• What is required:
Look below for lines that hold the string "value" and copy each one.

---------- Data provided

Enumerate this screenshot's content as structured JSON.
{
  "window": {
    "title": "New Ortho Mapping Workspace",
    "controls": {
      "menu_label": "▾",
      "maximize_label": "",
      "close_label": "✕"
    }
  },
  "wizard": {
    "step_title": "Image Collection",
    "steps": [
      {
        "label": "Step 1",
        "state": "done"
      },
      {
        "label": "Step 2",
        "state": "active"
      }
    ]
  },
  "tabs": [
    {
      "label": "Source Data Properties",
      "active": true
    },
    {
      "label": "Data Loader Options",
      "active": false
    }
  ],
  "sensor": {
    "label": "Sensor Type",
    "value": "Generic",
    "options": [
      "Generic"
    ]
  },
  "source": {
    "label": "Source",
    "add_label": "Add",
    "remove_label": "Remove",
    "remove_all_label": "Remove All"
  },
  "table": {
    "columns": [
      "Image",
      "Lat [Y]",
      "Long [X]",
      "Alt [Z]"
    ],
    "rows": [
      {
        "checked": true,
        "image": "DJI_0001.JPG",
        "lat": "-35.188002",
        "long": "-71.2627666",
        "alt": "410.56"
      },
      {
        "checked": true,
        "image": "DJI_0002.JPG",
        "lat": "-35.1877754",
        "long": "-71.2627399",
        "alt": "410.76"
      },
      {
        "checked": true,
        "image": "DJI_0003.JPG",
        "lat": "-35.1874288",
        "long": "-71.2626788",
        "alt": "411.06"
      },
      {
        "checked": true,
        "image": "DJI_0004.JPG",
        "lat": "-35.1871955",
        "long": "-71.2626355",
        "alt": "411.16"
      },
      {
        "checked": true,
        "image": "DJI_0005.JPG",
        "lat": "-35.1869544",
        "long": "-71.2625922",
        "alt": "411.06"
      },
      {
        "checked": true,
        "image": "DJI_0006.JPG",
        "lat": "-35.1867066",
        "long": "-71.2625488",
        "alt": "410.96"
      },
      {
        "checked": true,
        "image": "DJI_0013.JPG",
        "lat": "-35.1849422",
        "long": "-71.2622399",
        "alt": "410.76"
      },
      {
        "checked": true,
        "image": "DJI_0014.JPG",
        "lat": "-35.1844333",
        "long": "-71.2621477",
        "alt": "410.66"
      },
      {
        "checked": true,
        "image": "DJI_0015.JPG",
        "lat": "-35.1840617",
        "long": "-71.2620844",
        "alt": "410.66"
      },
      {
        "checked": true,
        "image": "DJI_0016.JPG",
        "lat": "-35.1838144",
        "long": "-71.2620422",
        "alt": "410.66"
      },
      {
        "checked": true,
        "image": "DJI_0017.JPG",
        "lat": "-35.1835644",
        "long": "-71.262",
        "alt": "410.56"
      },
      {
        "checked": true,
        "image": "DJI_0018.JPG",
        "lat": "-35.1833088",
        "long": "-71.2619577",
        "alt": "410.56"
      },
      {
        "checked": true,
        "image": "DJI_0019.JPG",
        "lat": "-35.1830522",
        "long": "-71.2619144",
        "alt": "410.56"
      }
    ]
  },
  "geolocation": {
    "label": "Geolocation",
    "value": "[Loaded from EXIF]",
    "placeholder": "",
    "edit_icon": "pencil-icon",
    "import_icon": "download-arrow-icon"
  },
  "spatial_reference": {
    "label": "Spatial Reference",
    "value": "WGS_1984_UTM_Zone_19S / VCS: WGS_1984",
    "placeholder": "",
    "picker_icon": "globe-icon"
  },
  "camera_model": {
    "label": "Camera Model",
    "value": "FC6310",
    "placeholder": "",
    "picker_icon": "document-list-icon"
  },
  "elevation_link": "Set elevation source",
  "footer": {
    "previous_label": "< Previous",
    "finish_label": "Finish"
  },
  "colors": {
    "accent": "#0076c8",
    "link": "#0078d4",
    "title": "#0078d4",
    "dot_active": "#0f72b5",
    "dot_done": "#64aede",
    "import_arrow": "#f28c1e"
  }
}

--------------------

• Answer for this exercise:
    "value": "Generic",
    "value": "[Loaded from EXIF]",
    "value": "WGS_1984_UTM_Zone_19S / VCS: WGS_1984",
    "value": "FC6310",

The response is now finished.